▸ Work order
Copy all records verbatim, images excluded.

[Element data from apps and pages]
╔══

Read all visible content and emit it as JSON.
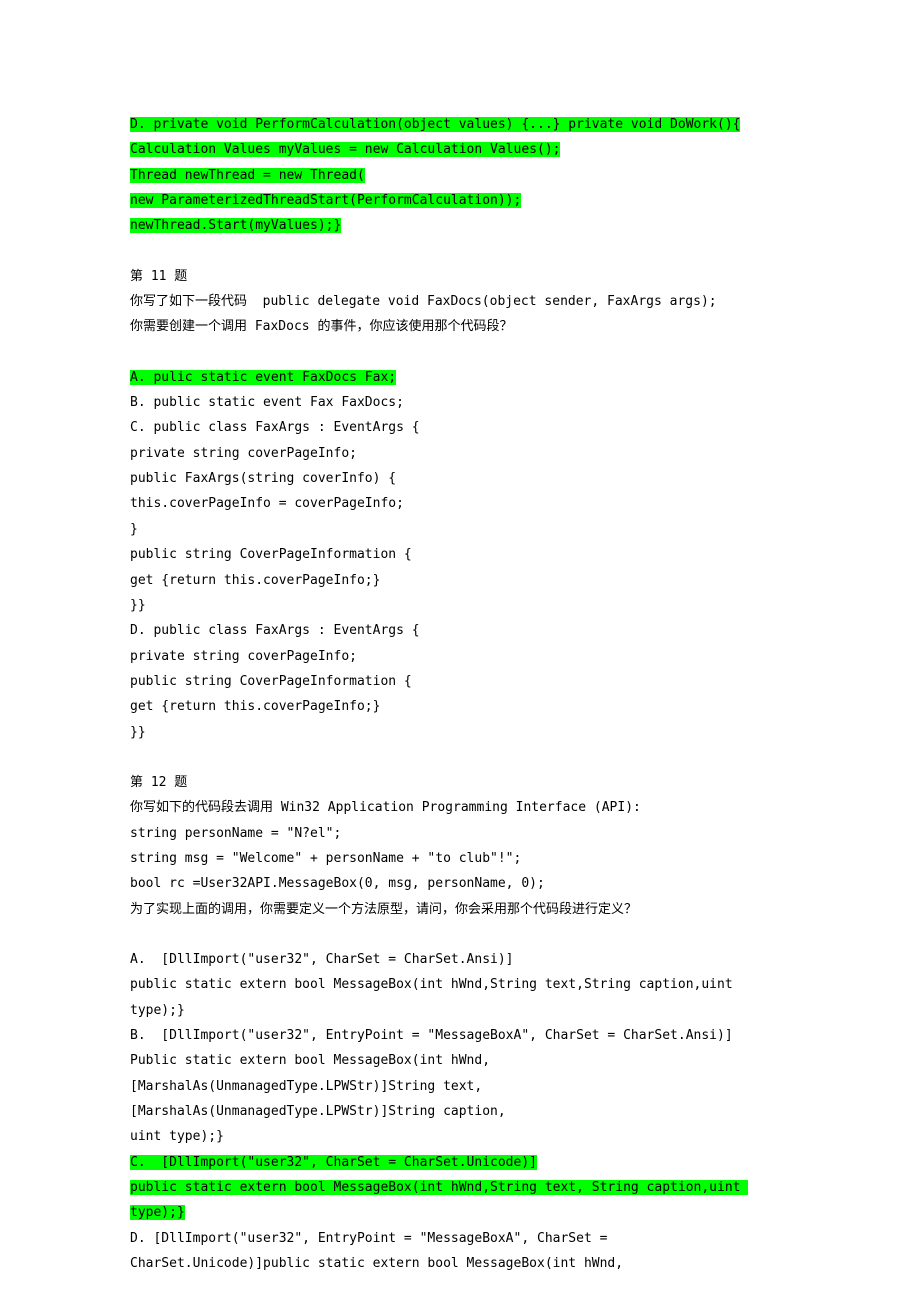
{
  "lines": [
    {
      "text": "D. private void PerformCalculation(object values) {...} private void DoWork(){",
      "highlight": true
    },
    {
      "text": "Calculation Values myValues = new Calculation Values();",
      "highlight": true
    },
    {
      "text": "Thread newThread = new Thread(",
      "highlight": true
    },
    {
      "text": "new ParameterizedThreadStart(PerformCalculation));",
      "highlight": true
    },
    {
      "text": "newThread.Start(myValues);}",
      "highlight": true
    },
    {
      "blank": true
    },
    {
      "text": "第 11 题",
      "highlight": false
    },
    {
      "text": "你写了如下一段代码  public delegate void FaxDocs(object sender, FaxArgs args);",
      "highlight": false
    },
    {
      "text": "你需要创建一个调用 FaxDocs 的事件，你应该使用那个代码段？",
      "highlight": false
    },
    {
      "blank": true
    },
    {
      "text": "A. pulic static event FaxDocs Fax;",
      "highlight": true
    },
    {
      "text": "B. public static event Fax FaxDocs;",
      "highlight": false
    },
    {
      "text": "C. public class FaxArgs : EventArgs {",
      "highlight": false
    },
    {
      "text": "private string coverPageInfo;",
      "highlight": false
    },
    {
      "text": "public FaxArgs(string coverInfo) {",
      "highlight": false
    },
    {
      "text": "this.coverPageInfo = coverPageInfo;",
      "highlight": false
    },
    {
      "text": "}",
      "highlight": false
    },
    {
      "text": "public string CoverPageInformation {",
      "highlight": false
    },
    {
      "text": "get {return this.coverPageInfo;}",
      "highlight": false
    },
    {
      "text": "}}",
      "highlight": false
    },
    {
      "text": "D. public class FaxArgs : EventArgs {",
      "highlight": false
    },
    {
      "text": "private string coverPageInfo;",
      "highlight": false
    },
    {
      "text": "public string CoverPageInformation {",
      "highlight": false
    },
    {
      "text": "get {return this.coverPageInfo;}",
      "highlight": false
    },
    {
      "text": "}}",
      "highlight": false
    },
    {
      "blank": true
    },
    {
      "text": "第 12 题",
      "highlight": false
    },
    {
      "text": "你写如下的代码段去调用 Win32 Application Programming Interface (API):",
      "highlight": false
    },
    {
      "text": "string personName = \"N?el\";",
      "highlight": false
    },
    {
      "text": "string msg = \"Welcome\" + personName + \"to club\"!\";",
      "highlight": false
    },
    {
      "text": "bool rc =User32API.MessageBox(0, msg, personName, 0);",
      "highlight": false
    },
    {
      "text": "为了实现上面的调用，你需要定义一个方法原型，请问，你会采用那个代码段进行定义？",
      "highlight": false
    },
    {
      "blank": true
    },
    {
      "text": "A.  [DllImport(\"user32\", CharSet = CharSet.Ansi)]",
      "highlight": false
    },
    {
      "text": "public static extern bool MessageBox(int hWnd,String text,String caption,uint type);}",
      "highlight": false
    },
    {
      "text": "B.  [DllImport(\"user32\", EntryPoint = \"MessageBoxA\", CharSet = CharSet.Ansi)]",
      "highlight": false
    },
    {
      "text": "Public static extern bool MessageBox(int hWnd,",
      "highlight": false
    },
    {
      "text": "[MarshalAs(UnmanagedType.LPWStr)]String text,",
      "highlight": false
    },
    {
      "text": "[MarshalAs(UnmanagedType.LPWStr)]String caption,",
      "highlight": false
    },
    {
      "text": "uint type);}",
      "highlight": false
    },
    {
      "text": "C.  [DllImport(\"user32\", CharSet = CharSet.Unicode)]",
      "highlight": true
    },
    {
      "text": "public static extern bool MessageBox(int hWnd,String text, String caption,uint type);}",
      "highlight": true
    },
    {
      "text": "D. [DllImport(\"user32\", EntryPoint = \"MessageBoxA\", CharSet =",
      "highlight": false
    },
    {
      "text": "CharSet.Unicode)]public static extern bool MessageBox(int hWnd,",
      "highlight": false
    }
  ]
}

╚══

▸ Exercise result
Read all visible content and emit it as JSON.
{
  "lines": [
    {
      "text": "D. private void PerformCalculation(object values) {...} private void DoWork(){",
      "highlight": true
    },
    {
      "text": "Calculation Values myValues = new Calculation Values();",
      "highlight": true
    },
    {
      "text": "Thread newThread = new Thread(",
      "highlight": true
    },
    {
      "text": "new ParameterizedThreadStart(PerformCalculation));",
      "highlight": true
    },
    {
      "text": "newThread.Start(myValues);}",
      "highlight": true
    },
    {
      "blank": true
    },
    {
      "text": "第 11 题",
      "highlight": false
    },
    {
      "text": "你写了如下一段代码  public delegate void FaxDocs(object sender, FaxArgs args);",
      "highlight": false
    },
    {
      "text": "你需要创建一个调用 FaxDocs 的事件，你应该使用那个代码段？",
      "highlight": false
    },
    {
      "blank": true
    },
    {
      "text": "A. pulic static event FaxDocs Fax;",
      "highlight": true
    },
    {
      "text": "B. public static event Fax FaxDocs;",
      "highlight": false
    },
    {
      "text": "C. public class FaxArgs : EventArgs {",
      "highlight": false
    },
    {
      "text": "private string coverPageInfo;",
      "highlight": false
    },
    {
      "text": "public FaxArgs(string coverInfo) {",
      "highlight": false
    },
    {
      "text": "this.coverPageInfo = coverPageInfo;",
      "highlight": false
    },
    {
      "text": "}",
      "highlight": false
    },
    {
      "text": "public string CoverPageInformation {",
      "highlight": false
    },
    {
      "text": "get {return this.coverPageInfo;}",
      "highlight": false
    },
    {
      "text": "}}",
      "highlight": false
    },
    {
      "text": "D. public class FaxArgs : EventArgs {",
      "highlight": false
    },
    {
      "text": "private string coverPageInfo;",
      "highlight": false
    },
    {
      "text": "public string CoverPageInformation {",
      "highlight": false
    },
    {
      "text": "get {return this.coverPageInfo;}",
      "highlight": false
    },
    {
      "text": "}}",
      "highlight": false
    },
    {
      "blank": true
    },
    {
      "text": "第 12 题",
      "highlight": false
    },
    {
      "text": "你写如下的代码段去调用 Win32 Application Programming Interface (API):",
      "highlight": false
    },
    {
      "text": "string personName = \"N?el\";",
      "highlight": false
    },
    {
      "text": "string msg = \"Welcome\" + personName + \"to club\"!\";",
      "highlight": false
    },
    {
      "text": "bool rc =User32API.MessageBox(0, msg, personName, 0);",
      "highlight": false
    },
    {
      "text": "为了实现上面的调用，你需要定义一个方法原型，请问，你会采用那个代码段进行定义？",
      "highlight": false
    },
    {
      "blank": true
    },
    {
      "text": "A.  [DllImport(\"user32\", CharSet = CharSet.Ansi)]",
      "highlight": false
    },
    {
      "text": "public static extern bool MessageBox(int hWnd,String text,String caption,uint type);}",
      "highlight": false
    },
    {
      "text": "B.  [DllImport(\"user32\", EntryPoint = \"MessageBoxA\", CharSet = CharSet.Ansi)]",
      "highlight": false
    },
    {
      "text": "Public static extern bool MessageBox(int hWnd,",
      "highlight": false
    },
    {
      "text": "[MarshalAs(UnmanagedType.LPWStr)]String text,",
      "highlight": false
    },
    {
      "text": "[MarshalAs(UnmanagedType.LPWStr)]String caption,",
      "highlight": false
    },
    {
      "text": "uint type);}",
      "highlight": false
    },
    {
      "text": "C.  [DllImport(\"user32\", CharSet = CharSet.Unicode)]",
      "highlight": true
    },
    {
      "text": "public static extern bool MessageBox(int hWnd,String text, String caption,uint type);}",
      "highlight": true
    },
    {
      "text": "D. [DllImport(\"user32\", EntryPoint = \"MessageBoxA\", CharSet =",
      "highlight": false
    },
    {
      "text": "CharSet.Unicode)]public static extern bool MessageBox(int hWnd,",
      "highlight": false
    }
  ]
}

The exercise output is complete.